▸ **Work to be completed**: A complete response lists each line of the data below that includes the word "placeholder".

Segment Start: Information given

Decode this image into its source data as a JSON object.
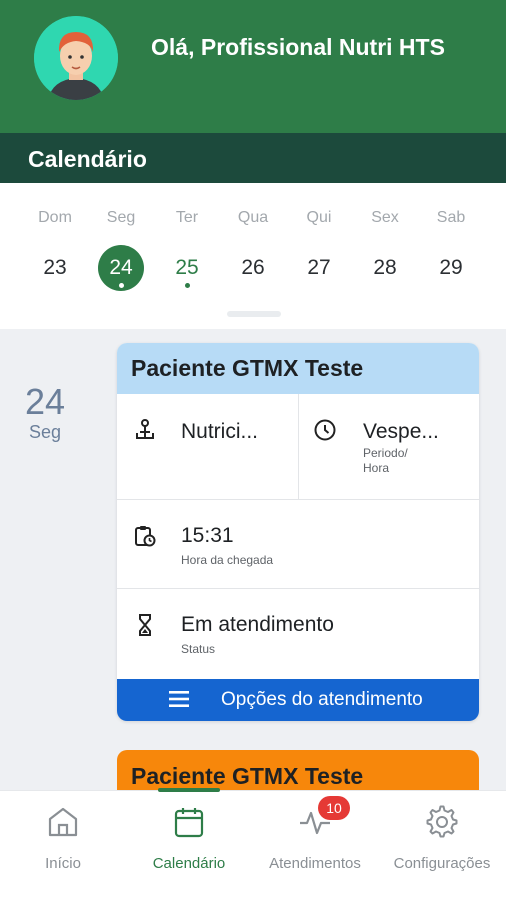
{
  "header": {
    "greeting": "Olá, Profissional Nutri HTS",
    "avatar_icon": "user-avatar-illustration",
    "colors": {
      "header_bg": "#2e7d48",
      "subheader_bg": "#1c4a3c"
    }
  },
  "section_title": "Calendário",
  "week": {
    "days": [
      {
        "dow": "Dom",
        "num": "23"
      },
      {
        "dow": "Seg",
        "num": "24"
      },
      {
        "dow": "Ter",
        "num": "25"
      },
      {
        "dow": "Qua",
        "num": "26"
      },
      {
        "dow": "Qui",
        "num": "27"
      },
      {
        "dow": "Sex",
        "num": "28"
      },
      {
        "dow": "Sab",
        "num": "29"
      }
    ],
    "selected_index": 1,
    "marked_indices": [
      1,
      2
    ]
  },
  "selected_date": {
    "num": "24",
    "dow": "Seg"
  },
  "appointments": [
    {
      "patient": "Paciente GTMX Teste",
      "header_color": "#b7dbf6",
      "type_value": "Nutrici...",
      "period_value": "Vespe...",
      "period_label_1": "Periodo/",
      "period_label_2": "Hora",
      "arrival_value": "15:31",
      "arrival_label": "Hora da chegada",
      "status_value": "Em atendimento",
      "status_label": "Status",
      "options_label": "Opções do atendimento"
    },
    {
      "patient": "Paciente GTMX Teste",
      "header_color": "#f7870b"
    }
  ],
  "nav": {
    "items": [
      {
        "label": "Início",
        "icon": "home-icon"
      },
      {
        "label": "Calendário",
        "icon": "calendar-icon"
      },
      {
        "label": "Atendimentos",
        "icon": "activity-icon",
        "badge": "10"
      },
      {
        "label": "Configurações",
        "icon": "gear-icon"
      }
    ],
    "active_index": 1
  }
}
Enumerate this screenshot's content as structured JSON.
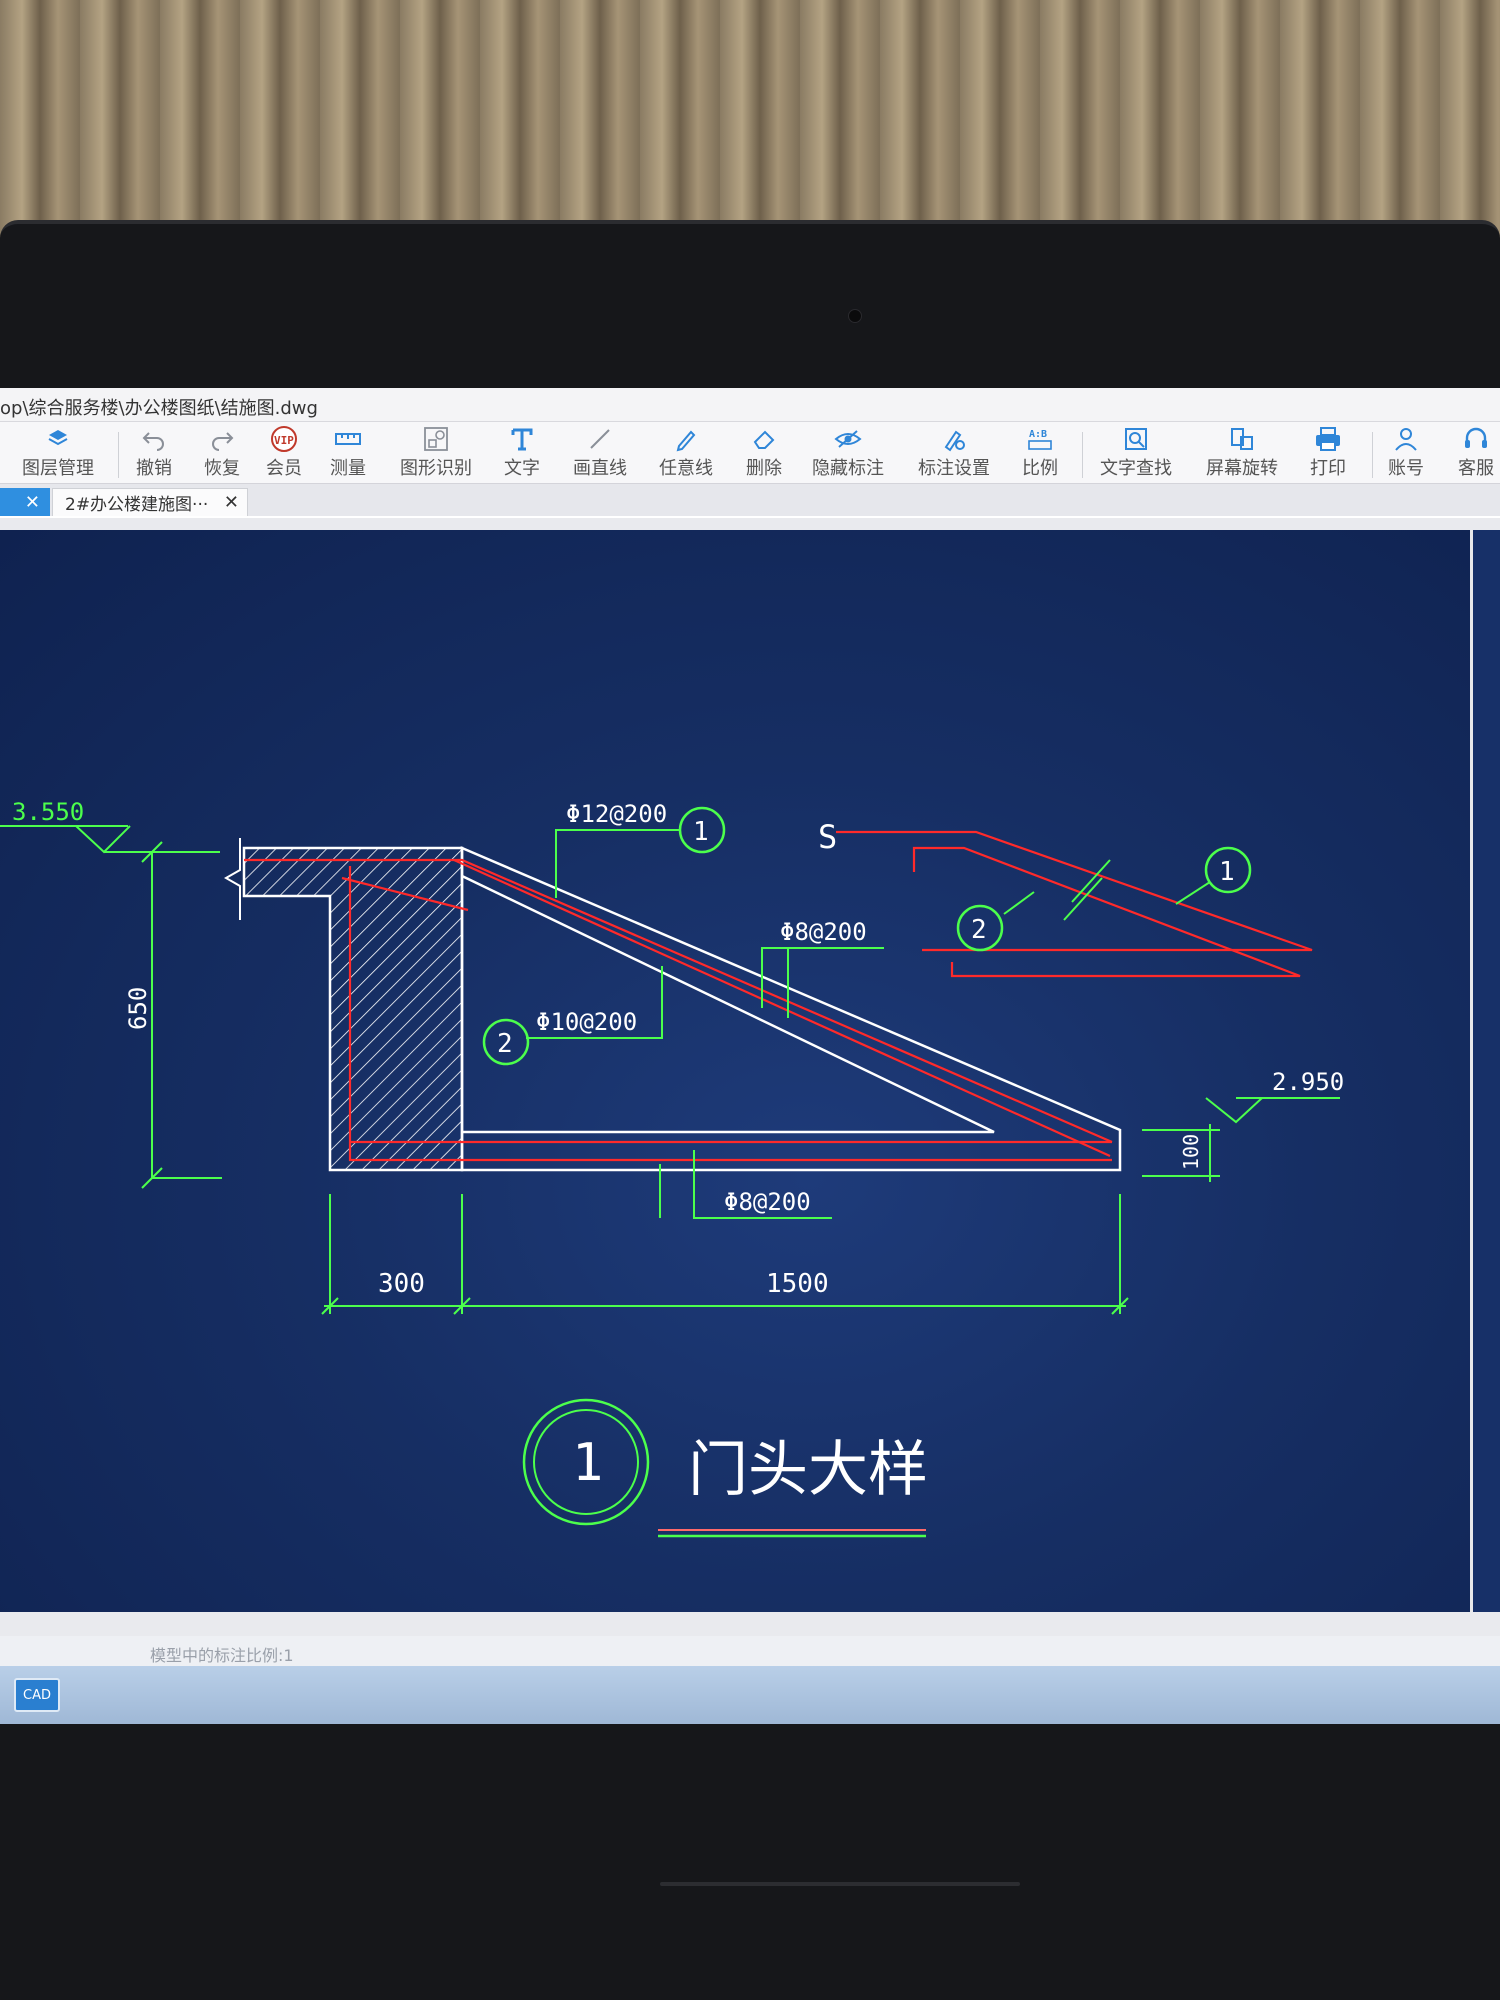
{
  "window": {
    "title_path": "op\\综合服务楼\\办公楼图纸\\结施图.dwg"
  },
  "toolbar": {
    "items": [
      {
        "label": "图层管理",
        "icon": "layers-icon"
      },
      {
        "label": "撤销",
        "icon": "undo-icon"
      },
      {
        "label": "恢复",
        "icon": "redo-icon"
      },
      {
        "label": "会员",
        "icon": "vip-icon"
      },
      {
        "label": "测量",
        "icon": "ruler-icon"
      },
      {
        "label": "图形识别",
        "icon": "shape-recognition-icon"
      },
      {
        "label": "文字",
        "icon": "text-icon"
      },
      {
        "label": "画直线",
        "icon": "line-icon"
      },
      {
        "label": "任意线",
        "icon": "pen-icon"
      },
      {
        "label": "删除",
        "icon": "eraser-icon"
      },
      {
        "label": "隐藏标注",
        "icon": "eye-hide-icon"
      },
      {
        "label": "标注设置",
        "icon": "annotation-settings-icon"
      },
      {
        "label": "比例",
        "icon": "scale-icon"
      },
      {
        "label": "文字查找",
        "icon": "text-search-icon"
      },
      {
        "label": "屏幕旋转",
        "icon": "rotate-screen-icon"
      },
      {
        "label": "打印",
        "icon": "printer-icon"
      },
      {
        "label": "账号",
        "icon": "account-icon"
      },
      {
        "label": "客服",
        "icon": "headset-icon"
      }
    ],
    "vip_badge": "VIP",
    "scale_badge": "A:B"
  },
  "tabs": {
    "active_close": "✕",
    "doc_tab_label": "2#办公楼建施图···",
    "doc_tab_close": "✕"
  },
  "drawing": {
    "elev_top": "3.550",
    "elev_bottom": "2.950",
    "rebar_1": "Φ12@200",
    "rebar_2": "Φ10@200",
    "rebar_top_dist": "Φ8@200",
    "rebar_bottom_dist": "Φ8@200",
    "callout_1": "1",
    "callout_2": "2",
    "dim_height": "650",
    "dim_wall": "300",
    "dim_span": "1500",
    "dim_tip": "100",
    "detail_number": "1",
    "detail_title": "门头大样",
    "s_mark": "S"
  },
  "status": {
    "scale_text": "模型中的标注比例:1"
  },
  "taskbar": {
    "app_label": "CAD"
  },
  "colors": {
    "canvas": "#162e63",
    "line_green": "#4cff4c",
    "line_red": "#ff2a2a",
    "line_white": "#ffffff",
    "toolbar_icon": "#2f86d8",
    "active_tab": "#2f8fe0"
  }
}
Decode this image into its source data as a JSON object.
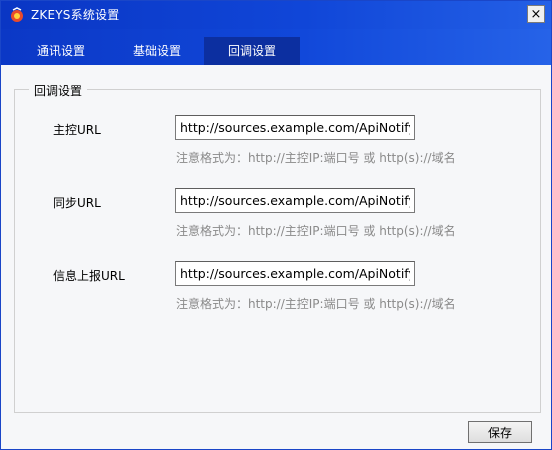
{
  "window": {
    "title": "ZKEYS系统设置",
    "app_icon": "app-logo-icon",
    "close_glyph": "×"
  },
  "tabs": [
    {
      "label": "通讯设置",
      "active": false
    },
    {
      "label": "基础设置",
      "active": false
    },
    {
      "label": "回调设置",
      "active": true
    }
  ],
  "group": {
    "legend": "回调设置"
  },
  "fields": [
    {
      "label": "主控URL",
      "value": "http://sources.example.com/ApiNotify/v",
      "hint": "注意格式为：http://主控IP:端口号 或 http(s)://域名"
    },
    {
      "label": "同步URL",
      "value": "http://sources.example.com/ApiNotify/v",
      "hint": "注意格式为：http://主控IP:端口号 或 http(s)://域名"
    },
    {
      "label": "信息上报URL",
      "value": "http://sources.example.com/ApiNotify/v",
      "hint": "注意格式为：http://主控IP:端口号 或 http(s)://域名"
    }
  ],
  "actions": {
    "save_label": "保存"
  },
  "colors": {
    "titlebar": "#1046d8",
    "active_tab": "#0c2fa0",
    "hint_text": "#8a8a8a"
  }
}
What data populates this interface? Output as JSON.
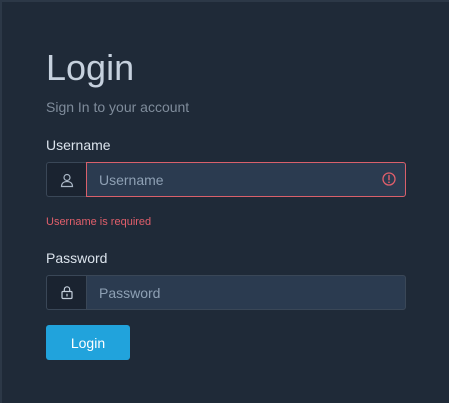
{
  "login": {
    "title": "Login",
    "subtitle": "Sign In to your account",
    "username": {
      "label": "Username",
      "placeholder": "Username",
      "value": "",
      "icon": "user-icon",
      "error": "Username is required",
      "status_icon": "error-circle-icon"
    },
    "password": {
      "label": "Password",
      "placeholder": "Password",
      "value": "",
      "icon": "lock-icon"
    },
    "submit_label": "Login"
  },
  "colors": {
    "background": "#1f2a38",
    "accent": "#21a3dc",
    "error": "#e15f6b",
    "input_fill": "#2b3b50"
  }
}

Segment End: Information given

▸ **Exercise output**:
      "placeholder": "Username",
      "placeholder": "Password",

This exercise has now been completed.